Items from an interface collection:

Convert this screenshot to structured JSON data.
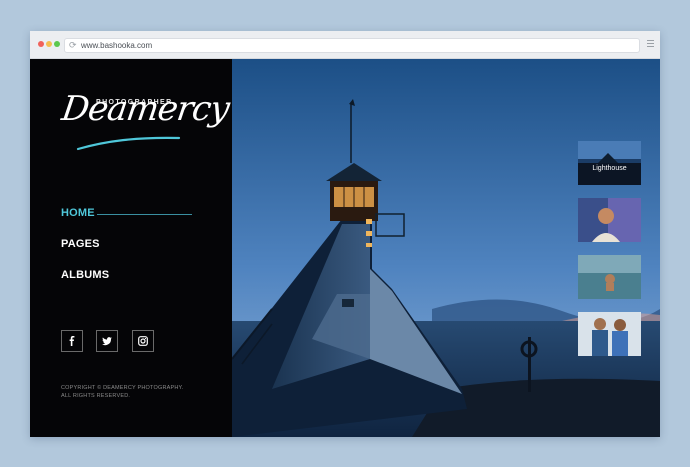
{
  "browser": {
    "url": "www.bashooka.com",
    "reload_icon": "reload-icon",
    "menu_icon": "hamburger-icon"
  },
  "brand": {
    "tagline": "PHOTOGRAPHER",
    "logo_text": "Deamercy",
    "accent": "#4fc7d9"
  },
  "nav": {
    "items": [
      {
        "label": "HOME",
        "active": true
      },
      {
        "label": "PAGES",
        "active": false
      },
      {
        "label": "ALBUMS",
        "active": false
      }
    ]
  },
  "social": [
    "facebook-icon",
    "twitter-icon",
    "instagram-icon"
  ],
  "footer": {
    "line1": "COPYRIGHT © DEAMERCY PHOTOGRAPHY.",
    "line2": "ALL RIGHTS RESERVED."
  },
  "gallery": {
    "thumbs": [
      {
        "caption": "Lighthouse"
      },
      {
        "caption": ""
      },
      {
        "caption": ""
      },
      {
        "caption": ""
      }
    ]
  }
}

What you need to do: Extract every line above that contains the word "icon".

Solution to this task:
    "reload_icon": "reload-icon",
    "menu_icon": "hamburger-icon"
    "facebook-icon",
    "twitter-icon",
    "instagram-icon"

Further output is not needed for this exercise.